Craftsman Tools, Auschwitz, Siddhartha

Craftsman Tools, Auschwitz, Siddhartha

I love this word, woke. Technically, I guess you could say it’s a verb in the past tense, as in “I woke up and saw the light,” but recently it’s been used as an adjective to inform the present, as in “I am woke to the reasons my people came to this country and I am not proud of it anymore!” But when I think about craft, and what it means to me, which is pretty much everything—it’s a doctrine and a commitment, it’s a mantra and a fail-safe, it’s better than a cocktail or a joint or a church service—I must start with this old word newly used, this word “woke.” Because most of all, I think that craft is about being awake.
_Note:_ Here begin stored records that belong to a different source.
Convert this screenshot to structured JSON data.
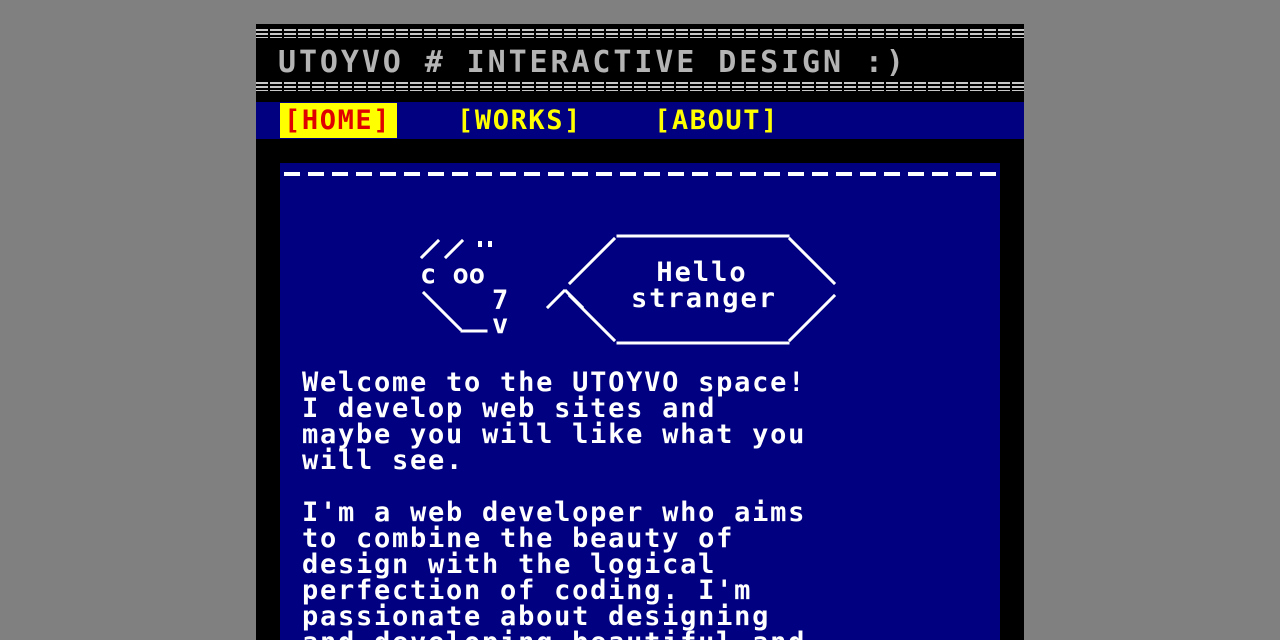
{
  "header": {
    "title": "UTOYVO # INTERACTIVE DESIGN :)"
  },
  "nav": {
    "items": [
      {
        "label": "[HOME]",
        "active": true
      },
      {
        "label": "[WORKS]",
        "active": false
      },
      {
        "label": "[ABOUT]",
        "active": false
      }
    ]
  },
  "ascii": {
    "greeting_line1": "Hello",
    "greeting_line2": "stranger",
    "face_line2": "c oo",
    "face_line3": "7",
    "face_line4": "v"
  },
  "main": {
    "paragraph1": "Welcome to the UTOYVO space!\nI develop web sites and\nmaybe you will like what you\nwill see.",
    "paragraph2": "I'm a web developer who aims\nto combine the beauty of\ndesign with the logical\nperfection of coding. I'm\npassionate about designing\nand developing beautiful and"
  },
  "colors": {
    "page_background": "#808080",
    "frame": "#000000",
    "panel": "#000080",
    "title_text": "#b4b4b4",
    "nav_text": "#ffff00",
    "nav_active_bg": "#ffff00",
    "nav_active_text": "#e00000",
    "body_text": "#ffffff"
  }
}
The Word I Couldn’t Leave

The Word I Couldn’t Leave

I didn’t know how obsessed I was with the world – with the actual word world – until I went through my last book of poems and saw that I used the word at least 30 times.  Actually, another poet told me I used it 30 times but of course I went back and counted the words myself (because they were my words) to see if this was true.  I’d never done anything like that – count how many times a word got used.  I wonder if other poets do this?

Diary of Books
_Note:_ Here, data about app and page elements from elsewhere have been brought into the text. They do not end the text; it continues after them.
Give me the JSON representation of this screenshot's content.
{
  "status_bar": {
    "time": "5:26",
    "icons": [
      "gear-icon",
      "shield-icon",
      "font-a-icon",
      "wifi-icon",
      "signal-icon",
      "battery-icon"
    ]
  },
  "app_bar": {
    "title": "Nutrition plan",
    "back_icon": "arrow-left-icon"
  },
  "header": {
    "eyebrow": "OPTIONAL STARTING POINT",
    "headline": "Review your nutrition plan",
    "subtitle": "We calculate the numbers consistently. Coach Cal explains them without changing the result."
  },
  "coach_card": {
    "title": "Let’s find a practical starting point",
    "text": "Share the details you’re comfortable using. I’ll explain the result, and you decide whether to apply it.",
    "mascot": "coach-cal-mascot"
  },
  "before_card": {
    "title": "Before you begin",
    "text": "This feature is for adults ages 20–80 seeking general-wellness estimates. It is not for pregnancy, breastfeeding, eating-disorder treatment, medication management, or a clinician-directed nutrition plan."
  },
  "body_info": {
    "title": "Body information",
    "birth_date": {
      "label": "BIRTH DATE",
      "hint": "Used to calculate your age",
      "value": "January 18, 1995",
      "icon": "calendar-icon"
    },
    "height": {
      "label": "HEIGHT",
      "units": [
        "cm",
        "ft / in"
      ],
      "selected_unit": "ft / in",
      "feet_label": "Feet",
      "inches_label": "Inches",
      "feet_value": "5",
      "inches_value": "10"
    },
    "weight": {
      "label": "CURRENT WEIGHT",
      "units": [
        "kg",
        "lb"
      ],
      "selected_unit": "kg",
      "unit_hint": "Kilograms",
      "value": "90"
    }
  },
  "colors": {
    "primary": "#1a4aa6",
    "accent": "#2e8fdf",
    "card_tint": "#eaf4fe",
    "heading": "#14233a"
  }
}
Diary of Books

I’ve never kept a diary. At least not since I was eight, when my father bought two blank journals and suggested that he and I spend time together every evening writing in our diaries. For several weeks we did just that, sitting side by side on the living room couch and recording the events of the day. One day I came home from school and found my diary in the wrong place on the bookshelf. When I inquired about this, my dad said, “I have to admit something to you. I was so curious about what you’ve been writing that I couldn’t help myself, so I went in your room and read it.”

X
Skip to toolbar